Grade: D

The Da Vinci Code: By the numbers recreation of Dan Brown’s novel, it does a pretty good job with following the story but emotionally it’s pretty cold. There’s a couple of tense scenes, but the pacing never matches that of the book. Ian McKellen is the best part.

Grade: C

Willow: A dwarf must protect a special baby from an evil queen in this story by George Lucas (don’t worry, he didn’t write the script). I’m not much into fantasy stuff, but this is fairly entertaining for how over-the-top silly it is. Warwick Davis gives it his all, but Val Kilmer is mostly a pretty face. I saw this when I was eight years old and Joanne Whalley became my first celebrity crush. The game for the Nintendo is much better than the movie.

Grade: C+

Apollo 13: Mostly true to fact recreation of the Apollo 13 disaster and all the close shaves that occurred before they miraculously got back home. Shot well, and Howard does a pretty good job extracting suspense from naturally slow-moving spaceship problems that we ultimately know will be solved. However, he adds a bunch of faux-drama between the shipmates that never existed in reality to create more conflict, and that really gnaws at me. I’m not sure if I’m more upset at Howard than I am at the reality that the public may need fake conflict to enjoy a story about one of the most amazing scientific events in the world’s history. Solid acting all around by the star-studded cast of Tom Hanks, Bill Paxton, Gary Sinise, Ed Harirs and Kevin Bacon.
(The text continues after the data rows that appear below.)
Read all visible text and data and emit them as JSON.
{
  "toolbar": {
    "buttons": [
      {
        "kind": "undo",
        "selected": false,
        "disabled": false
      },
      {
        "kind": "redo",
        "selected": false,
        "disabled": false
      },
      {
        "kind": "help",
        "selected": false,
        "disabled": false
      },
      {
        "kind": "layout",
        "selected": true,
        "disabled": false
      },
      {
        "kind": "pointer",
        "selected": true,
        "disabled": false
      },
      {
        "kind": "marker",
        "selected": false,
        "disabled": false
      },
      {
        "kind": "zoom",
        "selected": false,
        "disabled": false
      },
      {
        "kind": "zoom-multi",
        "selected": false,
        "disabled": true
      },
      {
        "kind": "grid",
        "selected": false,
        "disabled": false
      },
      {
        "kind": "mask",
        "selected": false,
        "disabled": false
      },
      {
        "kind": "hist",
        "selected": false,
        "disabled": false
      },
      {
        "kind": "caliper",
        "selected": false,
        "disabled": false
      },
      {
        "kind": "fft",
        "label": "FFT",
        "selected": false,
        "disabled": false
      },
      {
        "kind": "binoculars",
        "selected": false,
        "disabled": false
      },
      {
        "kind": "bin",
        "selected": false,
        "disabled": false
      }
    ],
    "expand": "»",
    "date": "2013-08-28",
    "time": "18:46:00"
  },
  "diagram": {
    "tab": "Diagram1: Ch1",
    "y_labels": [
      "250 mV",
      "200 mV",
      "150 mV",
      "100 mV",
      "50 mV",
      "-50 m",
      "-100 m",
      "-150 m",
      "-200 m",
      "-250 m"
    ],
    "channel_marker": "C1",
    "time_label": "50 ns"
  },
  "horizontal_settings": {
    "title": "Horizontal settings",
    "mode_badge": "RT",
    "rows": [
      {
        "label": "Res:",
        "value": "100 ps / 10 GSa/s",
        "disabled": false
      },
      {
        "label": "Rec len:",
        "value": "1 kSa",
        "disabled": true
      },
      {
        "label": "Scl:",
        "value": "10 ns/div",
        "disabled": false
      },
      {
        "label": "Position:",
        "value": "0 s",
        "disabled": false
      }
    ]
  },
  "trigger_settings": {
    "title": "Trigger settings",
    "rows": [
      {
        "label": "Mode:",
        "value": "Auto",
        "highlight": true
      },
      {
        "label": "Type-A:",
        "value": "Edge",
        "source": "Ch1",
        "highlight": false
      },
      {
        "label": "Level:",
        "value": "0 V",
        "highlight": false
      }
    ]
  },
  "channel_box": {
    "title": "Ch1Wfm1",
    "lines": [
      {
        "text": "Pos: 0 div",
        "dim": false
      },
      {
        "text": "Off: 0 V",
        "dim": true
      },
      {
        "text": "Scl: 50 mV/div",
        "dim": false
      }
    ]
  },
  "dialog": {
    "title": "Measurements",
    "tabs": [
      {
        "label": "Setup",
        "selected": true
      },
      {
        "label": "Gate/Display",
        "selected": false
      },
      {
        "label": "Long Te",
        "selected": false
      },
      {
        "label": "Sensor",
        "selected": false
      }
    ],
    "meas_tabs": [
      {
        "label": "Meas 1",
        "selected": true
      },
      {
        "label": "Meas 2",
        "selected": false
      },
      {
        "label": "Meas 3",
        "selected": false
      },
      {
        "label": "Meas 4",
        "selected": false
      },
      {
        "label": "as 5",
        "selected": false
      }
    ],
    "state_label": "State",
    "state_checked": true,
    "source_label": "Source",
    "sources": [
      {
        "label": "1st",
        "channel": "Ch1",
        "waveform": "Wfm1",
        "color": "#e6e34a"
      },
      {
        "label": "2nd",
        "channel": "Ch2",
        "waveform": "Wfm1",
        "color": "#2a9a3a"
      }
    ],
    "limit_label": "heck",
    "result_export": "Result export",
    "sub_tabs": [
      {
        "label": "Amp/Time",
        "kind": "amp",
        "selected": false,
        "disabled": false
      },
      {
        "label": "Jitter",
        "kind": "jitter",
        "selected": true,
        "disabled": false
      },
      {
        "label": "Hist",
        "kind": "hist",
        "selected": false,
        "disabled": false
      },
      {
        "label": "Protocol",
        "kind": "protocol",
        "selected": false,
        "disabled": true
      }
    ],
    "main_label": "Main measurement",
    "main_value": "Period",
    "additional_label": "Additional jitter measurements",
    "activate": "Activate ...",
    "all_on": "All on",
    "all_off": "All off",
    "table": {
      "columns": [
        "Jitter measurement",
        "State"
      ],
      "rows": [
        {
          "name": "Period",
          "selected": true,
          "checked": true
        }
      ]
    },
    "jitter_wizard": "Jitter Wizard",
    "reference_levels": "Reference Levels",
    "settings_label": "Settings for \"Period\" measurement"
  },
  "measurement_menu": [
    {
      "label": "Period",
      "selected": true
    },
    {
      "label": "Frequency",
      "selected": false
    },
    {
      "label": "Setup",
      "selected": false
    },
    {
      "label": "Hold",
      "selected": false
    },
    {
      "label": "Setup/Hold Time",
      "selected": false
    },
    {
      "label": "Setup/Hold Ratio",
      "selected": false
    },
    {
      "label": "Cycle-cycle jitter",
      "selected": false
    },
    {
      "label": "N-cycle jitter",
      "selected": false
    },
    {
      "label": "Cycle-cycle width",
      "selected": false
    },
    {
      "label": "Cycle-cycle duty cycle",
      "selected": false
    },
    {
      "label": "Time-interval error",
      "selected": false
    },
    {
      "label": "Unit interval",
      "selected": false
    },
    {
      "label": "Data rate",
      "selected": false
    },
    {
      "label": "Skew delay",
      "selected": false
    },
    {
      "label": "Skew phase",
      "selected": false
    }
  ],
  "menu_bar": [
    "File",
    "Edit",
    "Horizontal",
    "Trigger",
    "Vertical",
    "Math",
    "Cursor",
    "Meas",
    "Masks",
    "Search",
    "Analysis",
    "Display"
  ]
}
Grade: B-

Backdraft: A family drama set into the world of the Chicago Fire Department. From what I’ve heard, not completely unrealistic representation of firefighters and actual firefighting, but some liberties are taken as well for drama. Very-well paced and some good special effects make this very watchable. Kurt Russell is entertaining as he often is in this kind of thing.

Grade: B+

Other Ron Howard Movies You May Have Seen

A Beautiful Mind
Cinderella Man
Angels & Demons
The Paper
The Missing
How the Grinch Stole Christmas (2000)
The Dilemma